The first thing that strikes you about Ghantasala village is its prosperity. With its clean, relatively wide roads; big cars; bungalows; and well-dressed residents Ghantasala exudes a quiet affluence. Barring a few pockets this is what you see across this hamlet.

What drew us to the village, which is about 65 km from Vijayawada, however, was its rich historic value. There is a Shiva temple and a Buddhist Mahastupa both of which are centuries-old, and a museum wherein exhibits also date back hundreds of years. Legendary playback-singer Ghantasala’s ancestors hail from here. A statue to Ghantasala and an open-air auditorium called Madhuragayakudu Ghantasala Venkateswara Rao Kalathoranam are found here.

The Jaladheeshwara temple with immaculately clean interiors has several unusual features. The presiding deity is Shiva, known as Jaladheeshwara (God of the waters) because he was worshipped centuries ago by fishermen, sailors, and merchants venturing out on journeys by ship.

Here you find Shiva (in the form of a Shivalinga) and his consort Parvathi on the same pedestal––a very rare sight. Generally, Shiva is in the sanctum-sanctorum and the goddess in a separate room/alcove beside him.

Again, you find Nandi not looking directly at Shiva as he usually does, but slightly away ie with his head slightly inclined to the right.

Devotees believe that this is because Nandi wanted to include both of the divine couple in the same gaze, reveals Gorrepati Venkataramakrishna, a prominent village resident. Another unusual feature––Lord Narasimha and Kalabhairava are dwarapalakas or guards at the sanctum-sanctorum’s door!

Temple-priest M. Chandrashekhar, quotes the Sthala Puranam and local lore, to tell us that Sage Agastya installed the idols which Adi Shankaracharya worshipped in later times.

Providing the historical perspective, D. Kannababu, Deputy Superintending Archaelogist, ASI, says: “The temple proper dates back to 11th century AD, based on its architecture and inscriptions available at the temple. Recent explorations reveal that the ancient pottery found in the temple premises which include shards of black and red ware, polished red ware, etc., all date back to 2nd century AD. Further, the temple was raised from a high mound, and the nature of the mound is archaelogically comparable to the mound at the site of the Mahastupa.

The traces of the original temple might have belonged to the 2nd century AD over which the present superstructure can be seen.”

In another rare feature, you find the Navagrahas or nine planets with consorts. Since the temple had Shiva and Parvathi on the same pedestal, it was decided to include idols of the nine planets each with his respective wife beside him, Venkataramakrishna explained.

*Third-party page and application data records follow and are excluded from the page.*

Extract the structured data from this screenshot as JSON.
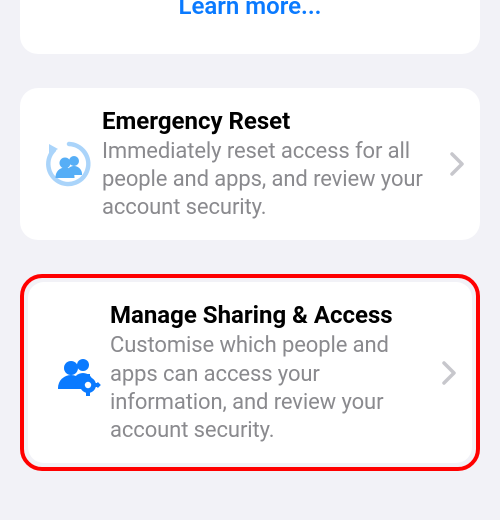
{
  "top_card": {
    "learn_more_label": "Learn more..."
  },
  "emergency": {
    "title": "Emergency Reset",
    "subtitle": "Immediately reset access for all people and apps, and review your account security."
  },
  "manage": {
    "title": "Manage Sharing & Access",
    "subtitle": "Customise which people and apps can access your information, and review your account security."
  },
  "colors": {
    "accent_light_blue": "#56aef6",
    "accent_blue": "#0a7aff",
    "gray_text": "#8a8a8e",
    "chevron": "#c7c7cc",
    "highlight": "#ff0000"
  }
}
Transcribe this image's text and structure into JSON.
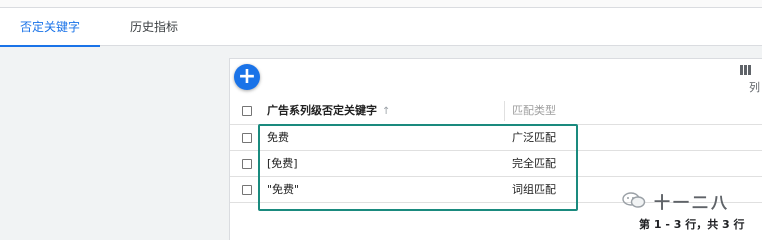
{
  "tabs": {
    "negative_keywords": "否定关键字",
    "history_metrics": "历史指标"
  },
  "toolbar": {
    "add_label": "+",
    "columns_label": "列",
    "columns_icon": "columns-icon"
  },
  "table": {
    "headers": {
      "keyword": "广告系列级否定关键字",
      "sort_indicator": "↑",
      "match_type": "匹配类型"
    },
    "rows": [
      {
        "keyword": "免费",
        "match_type": "广泛匹配"
      },
      {
        "keyword": "[免费]",
        "match_type": "完全匹配"
      },
      {
        "keyword": "\"免费\"",
        "match_type": "词组匹配"
      }
    ]
  },
  "pagination": {
    "summary": "第 1 - 3 行，共 3 行"
  },
  "watermark": {
    "icon": "wechat-icon",
    "text": "十一二八"
  },
  "colors": {
    "accent": "#1a73e8",
    "highlight_border": "#1a8a7e"
  }
}
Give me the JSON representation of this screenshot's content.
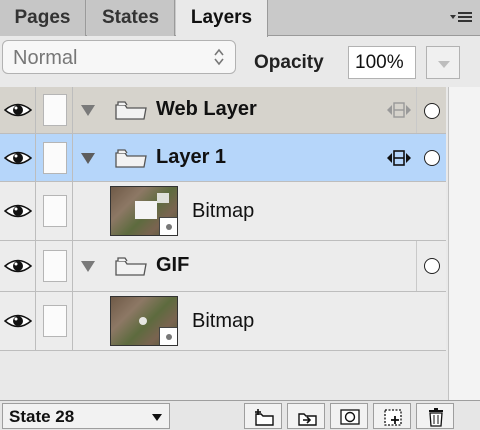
{
  "tabs": [
    {
      "label": "Pages",
      "active": false
    },
    {
      "label": "States",
      "active": false
    },
    {
      "label": "Layers",
      "active": true
    }
  ],
  "options": {
    "blend_mode": "Normal",
    "opacity_label": "Opacity",
    "opacity_value": "100%"
  },
  "layers": [
    {
      "name": "Web Layer",
      "kind": "web-layer",
      "visible": true,
      "expanded": true,
      "selected": false
    },
    {
      "name": "Layer 1",
      "kind": "layer",
      "visible": true,
      "expanded": true,
      "selected": true
    },
    {
      "name": "Bitmap",
      "kind": "bitmap",
      "visible": true
    },
    {
      "name": "GIF",
      "kind": "layer",
      "visible": true,
      "expanded": true,
      "selected": false
    },
    {
      "name": "Bitmap",
      "kind": "bitmap",
      "visible": true
    }
  ],
  "status": {
    "state": "State 28"
  },
  "icons": {
    "visibility": "eye-icon",
    "expand": "triangle-down-icon",
    "folder": "folder-icon",
    "move": "move-arrows-icon",
    "options": "panel-menu-icon"
  },
  "colors": {
    "selected_row": "#b6d6fa",
    "web_layer_row": "#d6d3cc"
  }
}
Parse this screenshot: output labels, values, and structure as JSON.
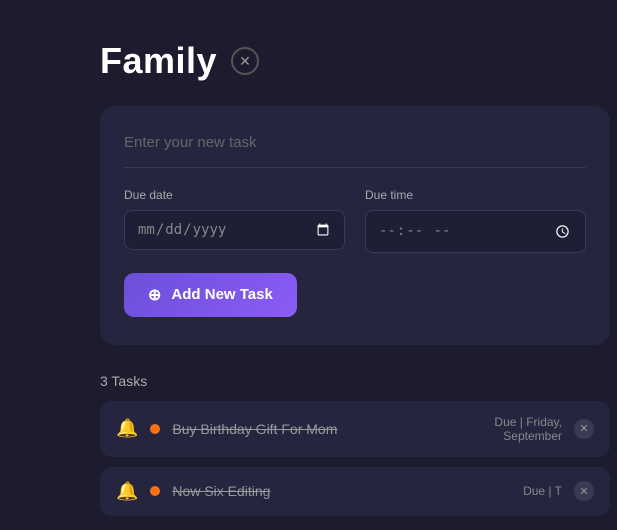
{
  "page": {
    "background_color": "#1c1c2e"
  },
  "header": {
    "title": "Family",
    "close_icon": "✕"
  },
  "form": {
    "task_input_placeholder": "Enter your new task",
    "due_date_label": "Due date",
    "due_date_placeholder": "mm/dd/yyyy",
    "due_time_label": "Due time",
    "due_time_placeholder": "--:-- --",
    "add_button_label": "Add New Task",
    "add_button_icon": "⊕"
  },
  "tasks": {
    "count_label": "3 Tasks",
    "items": [
      {
        "id": 1,
        "text": "Buy Birthday Gift For Mom",
        "due": "Due | Friday,",
        "due_detail": "September",
        "completed": true
      },
      {
        "id": 2,
        "text": "Now Six Editing",
        "due": "Due | T",
        "due_detail": "",
        "completed": true
      }
    ]
  },
  "icons": {
    "alarm": "🔔",
    "close": "✕",
    "add_task": "⊕"
  }
}
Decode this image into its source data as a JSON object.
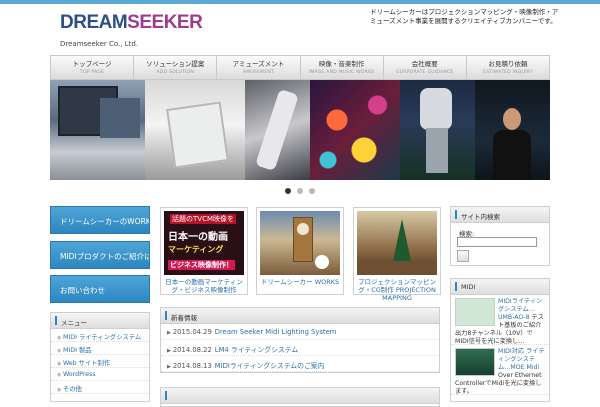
{
  "header": {
    "logo_part1": "DREAM",
    "logo_part2": "SEEKER",
    "company": "Dreamseeker Co., Ltd.",
    "description": "ドリームシーカーはプロジェクションマッピング・映像制作・アミューズメント事業を展開するクリエイティブカンパニーです。"
  },
  "nav": [
    {
      "label": "トップページ",
      "sub": "TOP PAGE"
    },
    {
      "label": "ソリューション提案",
      "sub": "ADD SOLUTION"
    },
    {
      "label": "アミューズメント",
      "sub": "AMUSEMENT"
    },
    {
      "label": "映像・音楽制作",
      "sub": "IMAGE AND MUSIC WORKS"
    },
    {
      "label": "会社概要",
      "sub": "CORPORATE GUIDANCE"
    },
    {
      "label": "お見積り依頼",
      "sub": "ESTIMATED INQUIRY"
    }
  ],
  "slider": {
    "dot_count": 3,
    "active_index": 0
  },
  "left_buttons": [
    {
      "label": "ドリームシーカーのWORKS"
    },
    {
      "label": "MIDIプロダクトのご紹介はこちら"
    },
    {
      "label": "お問い合わせ"
    }
  ],
  "left_menu": {
    "title": "メニュー",
    "items": [
      "MIDI ライティングシステム",
      "MIDI 製品",
      "Web サイト制作",
      "WordPress",
      "その他"
    ]
  },
  "features": [
    {
      "caption": "日本一の動画マーケティング・ビジネス映像制作",
      "img_line1": "話題のTVCM映像を",
      "img_line2": "日本一の動画",
      "img_line3": "マーケティング",
      "img_line4": "ビジネス映像制作！"
    },
    {
      "caption": "ドリームシーカー WORKS"
    },
    {
      "caption": "プロジェクションマッピング・CG制作 PROJECTION MAPPING"
    }
  ],
  "news": {
    "title": "新着情報",
    "items": [
      {
        "date": "2015.04.29",
        "title": "Dream Seeker Midi Lighting System"
      },
      {
        "date": "2014.08.22",
        "title": "LM4 ライティングシステム"
      },
      {
        "date": "2014.08.13",
        "title": "MIDIライティングシステムのご案内"
      }
    ]
  },
  "search": {
    "title": "サイト内検索",
    "label": "検索:",
    "placeholder": ""
  },
  "midi": {
    "title": "MIDI",
    "items": [
      {
        "link": "MIDIライティングシステム…UMB-AO-8",
        "text": "テスト基板のご紹介 出力8チャンネル（10V）でMIDI信号を光に変換し…"
      },
      {
        "link": "MIDI対応 ライティングシステム…MOE Midi",
        "text": "Over Ethernet ControllerでMidiを光に変換します。"
      }
    ]
  },
  "bottom_box": {
    "title": ""
  }
}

Around the corner from here is the famous Buddhist Mahastupa excavated around 1920. Centuries ago, Buddhism flourished in this region of Andhra Pradesh which is rich in relics related to this religion.

The ASI dates the ruined Mahastupa unearthed in Ghantasala to the 1st century BC. The area has been fenced off and a paved pathway leads from the gate to the large stupa.

Many other precious Hindu and Buddhist relics have been found around here. They are all housed in a small, well-maintained museum of the ASI located opposite this stupa, which surprisingly, does not receive many visitors.

There are about 100 neatly-labelled priceless exhibits including that of Buddha; of Srinivasa with his consorts Bhudevi and Sridevi; lotus medallions, and some fragments of standing figures and panels.